RECORD SET:

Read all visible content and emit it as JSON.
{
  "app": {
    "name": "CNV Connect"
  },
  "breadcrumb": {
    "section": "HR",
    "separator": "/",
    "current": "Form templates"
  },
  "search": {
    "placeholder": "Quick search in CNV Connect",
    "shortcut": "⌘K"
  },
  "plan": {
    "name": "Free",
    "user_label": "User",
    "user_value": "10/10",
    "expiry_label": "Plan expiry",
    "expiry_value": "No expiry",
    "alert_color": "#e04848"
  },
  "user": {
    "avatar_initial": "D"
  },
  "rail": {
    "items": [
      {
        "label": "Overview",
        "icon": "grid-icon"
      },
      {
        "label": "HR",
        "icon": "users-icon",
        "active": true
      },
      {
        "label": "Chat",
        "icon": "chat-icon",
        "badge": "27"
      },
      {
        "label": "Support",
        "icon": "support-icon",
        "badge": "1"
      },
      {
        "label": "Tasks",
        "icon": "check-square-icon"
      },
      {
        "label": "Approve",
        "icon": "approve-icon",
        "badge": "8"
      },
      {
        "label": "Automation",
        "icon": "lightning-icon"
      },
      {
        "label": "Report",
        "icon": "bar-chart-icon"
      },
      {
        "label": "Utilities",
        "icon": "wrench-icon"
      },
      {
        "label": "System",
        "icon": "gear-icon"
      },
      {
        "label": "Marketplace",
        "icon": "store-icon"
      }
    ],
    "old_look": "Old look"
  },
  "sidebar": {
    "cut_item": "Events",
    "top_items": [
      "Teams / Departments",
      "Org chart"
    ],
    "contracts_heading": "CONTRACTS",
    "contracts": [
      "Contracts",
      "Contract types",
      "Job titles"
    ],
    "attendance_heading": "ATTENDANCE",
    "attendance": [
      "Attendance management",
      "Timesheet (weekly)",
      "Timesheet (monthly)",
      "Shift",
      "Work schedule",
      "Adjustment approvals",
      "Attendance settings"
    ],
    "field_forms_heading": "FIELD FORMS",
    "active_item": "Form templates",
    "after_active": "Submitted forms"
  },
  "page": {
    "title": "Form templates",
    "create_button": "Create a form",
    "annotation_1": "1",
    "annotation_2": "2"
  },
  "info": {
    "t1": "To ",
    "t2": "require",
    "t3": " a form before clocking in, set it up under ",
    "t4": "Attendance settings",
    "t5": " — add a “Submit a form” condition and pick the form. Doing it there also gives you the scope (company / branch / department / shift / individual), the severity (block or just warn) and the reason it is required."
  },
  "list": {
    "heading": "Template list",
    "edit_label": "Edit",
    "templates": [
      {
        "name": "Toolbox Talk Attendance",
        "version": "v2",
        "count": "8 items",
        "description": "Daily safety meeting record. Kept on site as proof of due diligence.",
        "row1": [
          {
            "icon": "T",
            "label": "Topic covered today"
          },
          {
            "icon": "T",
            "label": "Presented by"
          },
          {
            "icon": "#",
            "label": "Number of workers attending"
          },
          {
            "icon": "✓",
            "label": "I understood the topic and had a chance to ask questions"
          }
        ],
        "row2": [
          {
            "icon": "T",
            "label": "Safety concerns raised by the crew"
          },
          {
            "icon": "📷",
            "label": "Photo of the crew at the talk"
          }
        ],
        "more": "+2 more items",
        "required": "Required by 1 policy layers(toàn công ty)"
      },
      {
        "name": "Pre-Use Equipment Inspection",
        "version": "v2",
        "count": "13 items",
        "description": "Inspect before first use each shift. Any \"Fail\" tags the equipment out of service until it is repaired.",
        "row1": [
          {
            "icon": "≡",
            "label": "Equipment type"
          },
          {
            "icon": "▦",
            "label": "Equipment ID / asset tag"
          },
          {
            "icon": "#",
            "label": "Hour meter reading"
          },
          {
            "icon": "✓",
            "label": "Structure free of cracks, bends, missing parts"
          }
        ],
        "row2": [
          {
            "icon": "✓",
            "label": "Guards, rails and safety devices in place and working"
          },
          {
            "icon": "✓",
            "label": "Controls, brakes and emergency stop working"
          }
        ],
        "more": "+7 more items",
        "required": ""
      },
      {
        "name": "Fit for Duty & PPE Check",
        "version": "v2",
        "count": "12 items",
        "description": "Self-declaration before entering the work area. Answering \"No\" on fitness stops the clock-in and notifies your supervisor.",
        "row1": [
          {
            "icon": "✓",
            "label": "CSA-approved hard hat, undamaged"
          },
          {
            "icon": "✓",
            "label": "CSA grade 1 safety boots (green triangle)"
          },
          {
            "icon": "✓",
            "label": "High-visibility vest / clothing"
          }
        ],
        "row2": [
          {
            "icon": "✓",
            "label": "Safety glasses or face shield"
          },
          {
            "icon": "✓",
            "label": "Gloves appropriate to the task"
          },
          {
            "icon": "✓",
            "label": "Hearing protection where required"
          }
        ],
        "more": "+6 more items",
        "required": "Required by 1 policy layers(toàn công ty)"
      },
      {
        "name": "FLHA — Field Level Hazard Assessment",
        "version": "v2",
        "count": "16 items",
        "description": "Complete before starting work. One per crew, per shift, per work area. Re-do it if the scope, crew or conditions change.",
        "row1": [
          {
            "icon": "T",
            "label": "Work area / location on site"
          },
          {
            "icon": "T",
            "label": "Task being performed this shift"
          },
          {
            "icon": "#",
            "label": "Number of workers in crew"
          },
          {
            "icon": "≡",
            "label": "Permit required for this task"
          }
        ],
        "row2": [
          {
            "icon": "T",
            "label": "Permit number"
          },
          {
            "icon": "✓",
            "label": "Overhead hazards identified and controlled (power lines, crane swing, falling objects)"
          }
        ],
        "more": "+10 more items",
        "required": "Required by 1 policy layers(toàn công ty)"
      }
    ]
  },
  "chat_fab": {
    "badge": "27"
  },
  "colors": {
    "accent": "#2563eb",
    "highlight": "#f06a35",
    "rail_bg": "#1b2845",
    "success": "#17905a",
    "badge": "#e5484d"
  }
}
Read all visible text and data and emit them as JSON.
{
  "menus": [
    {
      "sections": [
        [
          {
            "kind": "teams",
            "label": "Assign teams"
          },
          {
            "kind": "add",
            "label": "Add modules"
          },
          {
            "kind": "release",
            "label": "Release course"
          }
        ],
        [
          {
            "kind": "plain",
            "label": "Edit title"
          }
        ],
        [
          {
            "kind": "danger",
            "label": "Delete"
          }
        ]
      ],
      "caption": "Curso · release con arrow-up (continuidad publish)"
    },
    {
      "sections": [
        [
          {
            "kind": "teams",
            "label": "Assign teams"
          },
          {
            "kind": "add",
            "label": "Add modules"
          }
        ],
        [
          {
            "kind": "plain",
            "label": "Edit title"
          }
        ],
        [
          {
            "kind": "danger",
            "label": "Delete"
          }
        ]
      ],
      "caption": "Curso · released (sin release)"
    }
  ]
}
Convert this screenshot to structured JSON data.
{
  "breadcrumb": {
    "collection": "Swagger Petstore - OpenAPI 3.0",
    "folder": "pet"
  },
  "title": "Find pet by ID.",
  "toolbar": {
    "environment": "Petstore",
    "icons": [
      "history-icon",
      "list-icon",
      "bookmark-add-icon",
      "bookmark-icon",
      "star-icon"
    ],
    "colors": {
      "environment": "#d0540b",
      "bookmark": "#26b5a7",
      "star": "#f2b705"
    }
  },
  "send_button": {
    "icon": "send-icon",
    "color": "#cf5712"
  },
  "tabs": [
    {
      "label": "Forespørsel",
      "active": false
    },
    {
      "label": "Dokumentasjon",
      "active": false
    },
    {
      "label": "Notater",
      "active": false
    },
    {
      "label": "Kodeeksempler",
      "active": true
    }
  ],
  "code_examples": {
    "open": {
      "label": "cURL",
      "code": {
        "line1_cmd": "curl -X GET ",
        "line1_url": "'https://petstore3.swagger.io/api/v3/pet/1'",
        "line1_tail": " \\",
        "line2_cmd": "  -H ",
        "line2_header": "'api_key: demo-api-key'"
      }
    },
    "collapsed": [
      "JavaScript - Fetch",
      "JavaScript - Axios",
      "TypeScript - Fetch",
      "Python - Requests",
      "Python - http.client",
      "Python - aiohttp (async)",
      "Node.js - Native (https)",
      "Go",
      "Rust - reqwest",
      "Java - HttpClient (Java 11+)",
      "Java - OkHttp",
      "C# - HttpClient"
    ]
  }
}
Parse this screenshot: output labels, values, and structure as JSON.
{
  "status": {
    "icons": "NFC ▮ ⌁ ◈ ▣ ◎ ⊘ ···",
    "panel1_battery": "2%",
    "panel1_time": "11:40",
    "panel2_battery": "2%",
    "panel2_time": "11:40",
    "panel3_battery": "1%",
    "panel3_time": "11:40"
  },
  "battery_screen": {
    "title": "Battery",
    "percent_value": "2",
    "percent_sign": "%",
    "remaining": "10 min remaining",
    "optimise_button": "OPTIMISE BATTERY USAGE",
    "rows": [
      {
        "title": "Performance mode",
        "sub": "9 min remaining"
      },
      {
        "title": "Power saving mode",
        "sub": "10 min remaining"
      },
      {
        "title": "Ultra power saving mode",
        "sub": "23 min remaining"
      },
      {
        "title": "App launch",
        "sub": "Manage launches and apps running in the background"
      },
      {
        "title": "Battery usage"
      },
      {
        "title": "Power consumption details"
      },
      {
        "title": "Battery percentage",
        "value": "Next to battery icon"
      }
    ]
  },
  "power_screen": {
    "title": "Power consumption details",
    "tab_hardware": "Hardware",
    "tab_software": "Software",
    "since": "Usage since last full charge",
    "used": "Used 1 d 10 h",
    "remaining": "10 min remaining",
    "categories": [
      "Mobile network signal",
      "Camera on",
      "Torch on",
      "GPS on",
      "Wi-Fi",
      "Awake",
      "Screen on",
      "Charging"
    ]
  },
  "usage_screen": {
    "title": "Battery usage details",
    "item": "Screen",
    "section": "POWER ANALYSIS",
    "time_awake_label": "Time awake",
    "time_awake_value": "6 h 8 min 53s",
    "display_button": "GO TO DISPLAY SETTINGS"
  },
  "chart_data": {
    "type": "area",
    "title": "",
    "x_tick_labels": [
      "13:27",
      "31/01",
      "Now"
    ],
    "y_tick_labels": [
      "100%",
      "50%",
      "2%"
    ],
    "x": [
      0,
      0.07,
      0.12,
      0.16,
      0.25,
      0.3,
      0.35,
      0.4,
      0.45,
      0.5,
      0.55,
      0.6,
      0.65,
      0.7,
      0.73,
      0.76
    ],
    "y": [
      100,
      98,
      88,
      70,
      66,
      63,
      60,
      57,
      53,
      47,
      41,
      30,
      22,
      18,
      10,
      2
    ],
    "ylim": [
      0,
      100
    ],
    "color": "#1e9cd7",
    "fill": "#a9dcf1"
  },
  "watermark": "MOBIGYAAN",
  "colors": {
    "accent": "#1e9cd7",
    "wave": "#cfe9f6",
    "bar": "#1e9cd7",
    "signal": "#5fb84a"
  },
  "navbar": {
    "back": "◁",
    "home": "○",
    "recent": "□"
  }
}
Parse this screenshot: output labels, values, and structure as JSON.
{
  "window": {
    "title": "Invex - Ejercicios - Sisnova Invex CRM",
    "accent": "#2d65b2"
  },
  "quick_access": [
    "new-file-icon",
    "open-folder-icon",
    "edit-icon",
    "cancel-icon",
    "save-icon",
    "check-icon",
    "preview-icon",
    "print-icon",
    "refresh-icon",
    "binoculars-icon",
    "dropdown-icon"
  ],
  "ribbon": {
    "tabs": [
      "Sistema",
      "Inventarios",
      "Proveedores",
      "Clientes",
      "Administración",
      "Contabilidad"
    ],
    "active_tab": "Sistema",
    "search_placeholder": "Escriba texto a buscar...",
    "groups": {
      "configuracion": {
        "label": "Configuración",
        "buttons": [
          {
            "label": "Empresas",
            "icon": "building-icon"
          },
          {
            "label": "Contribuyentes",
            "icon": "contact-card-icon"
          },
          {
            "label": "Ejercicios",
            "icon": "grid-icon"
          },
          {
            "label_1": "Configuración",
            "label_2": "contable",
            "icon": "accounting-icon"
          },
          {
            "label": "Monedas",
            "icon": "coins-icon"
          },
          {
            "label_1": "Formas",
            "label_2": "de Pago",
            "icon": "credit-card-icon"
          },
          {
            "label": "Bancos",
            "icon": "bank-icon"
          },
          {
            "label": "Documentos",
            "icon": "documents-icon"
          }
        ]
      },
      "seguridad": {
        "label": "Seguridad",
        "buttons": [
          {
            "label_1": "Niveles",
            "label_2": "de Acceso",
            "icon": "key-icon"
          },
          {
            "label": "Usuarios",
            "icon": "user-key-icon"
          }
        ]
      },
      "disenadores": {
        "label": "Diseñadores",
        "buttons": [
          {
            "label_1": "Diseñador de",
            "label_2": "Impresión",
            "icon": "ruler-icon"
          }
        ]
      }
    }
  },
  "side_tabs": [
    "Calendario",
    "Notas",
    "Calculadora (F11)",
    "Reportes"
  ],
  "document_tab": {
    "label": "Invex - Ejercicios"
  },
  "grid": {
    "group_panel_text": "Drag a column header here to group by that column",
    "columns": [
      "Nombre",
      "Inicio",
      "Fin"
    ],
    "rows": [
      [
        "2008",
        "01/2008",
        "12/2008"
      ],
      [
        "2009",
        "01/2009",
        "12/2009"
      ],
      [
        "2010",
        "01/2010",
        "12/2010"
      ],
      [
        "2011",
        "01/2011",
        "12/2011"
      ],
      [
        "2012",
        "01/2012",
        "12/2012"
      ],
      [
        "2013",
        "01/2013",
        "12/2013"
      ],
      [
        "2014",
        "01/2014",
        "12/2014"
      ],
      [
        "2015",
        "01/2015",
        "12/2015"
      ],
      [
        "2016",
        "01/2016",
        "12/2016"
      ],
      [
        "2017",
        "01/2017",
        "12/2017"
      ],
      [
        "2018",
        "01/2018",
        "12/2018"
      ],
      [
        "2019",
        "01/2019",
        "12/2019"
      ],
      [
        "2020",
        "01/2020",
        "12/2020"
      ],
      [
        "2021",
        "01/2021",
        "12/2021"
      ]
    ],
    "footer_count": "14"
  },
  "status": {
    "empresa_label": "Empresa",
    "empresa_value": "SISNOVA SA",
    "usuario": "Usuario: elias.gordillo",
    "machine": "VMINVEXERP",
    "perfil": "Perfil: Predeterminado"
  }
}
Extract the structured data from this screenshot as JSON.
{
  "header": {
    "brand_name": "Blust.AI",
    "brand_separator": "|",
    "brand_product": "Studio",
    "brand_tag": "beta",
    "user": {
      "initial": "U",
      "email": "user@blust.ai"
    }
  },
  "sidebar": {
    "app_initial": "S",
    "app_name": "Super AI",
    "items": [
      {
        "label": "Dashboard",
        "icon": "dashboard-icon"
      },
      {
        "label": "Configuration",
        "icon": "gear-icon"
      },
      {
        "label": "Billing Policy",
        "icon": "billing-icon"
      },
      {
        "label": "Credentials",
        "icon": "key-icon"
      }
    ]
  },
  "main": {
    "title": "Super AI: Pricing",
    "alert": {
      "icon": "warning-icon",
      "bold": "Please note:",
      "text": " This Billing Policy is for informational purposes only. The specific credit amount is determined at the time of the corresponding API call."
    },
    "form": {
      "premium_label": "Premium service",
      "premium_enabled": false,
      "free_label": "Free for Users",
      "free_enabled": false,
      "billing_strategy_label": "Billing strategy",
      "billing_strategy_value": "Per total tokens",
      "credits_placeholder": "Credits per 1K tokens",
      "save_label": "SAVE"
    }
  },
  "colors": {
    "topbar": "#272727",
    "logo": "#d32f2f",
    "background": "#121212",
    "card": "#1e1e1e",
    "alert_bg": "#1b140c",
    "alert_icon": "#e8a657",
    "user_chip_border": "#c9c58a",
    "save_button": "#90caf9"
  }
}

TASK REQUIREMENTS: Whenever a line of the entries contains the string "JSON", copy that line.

TASK OUTPUT:
Read all visible content and emit it as JSON.
Read all visible text and data and emit them as JSON.
Convert this screenshot to structured JSON data.
Parse this screenshot: output labels, values, and structure as JSON.
Parse this screenshot: output labels, values, and structure as JSON.
Extract the structured data from this screenshot as JSON.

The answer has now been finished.